A New York–based architectural historian and community urban planner with over thirty years of experience working in cities around the country, Isabel turned to filmmaking as a way to try to democratize the development and planning process. Her films give voice to residents and civic leaders who many times are not heard and bring the larger truth in focus about what creates, and sometimes destroys, our neighborhoods. Made in Brooklyn and Brooklyn Matters have been shown on PBS stations across the country and in Canada. Isabel’s most recent film, Blind Faith, gives voice to a very different community. A personal story which was 14 years in the making about Isabel’s daughter, Anna, and her blind father, David; the film traces complex, deepening, and changing family relationships and shows the everyday but often invisible challenges that the blind community faces.
Films by Isabel Hill
Blind Faith follows the stirring personal journey, both intimate and universal, of a man coming to terms with his disability and struggling with the roles of father, husband, and successful entrepreneur, breaking through the myths of blindness and broadening our understanding of the complex hidden realities facing the blind community.
Brooklyn Matters is a riveting look at how big real estate, politics, community voices, and the desperate need for jobs and affordable housing clash in one of the largest development proposals in the history of New York City. The film is important for anyone concerned with who has a voice and who has a vote in shaping the future of our cities.

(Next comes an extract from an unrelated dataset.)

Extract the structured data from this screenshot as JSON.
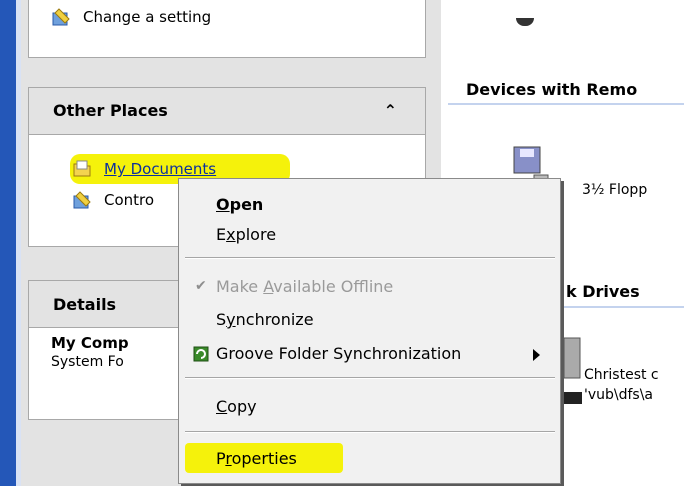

The compelling stories of factories that flourish in Brooklyn challenge the notion that manufacturing is dead in America. Workers reveal how their jobs bring not only regular paychecks but meaningful relationships, enhanced self-esteem, and pride in themselves and their products.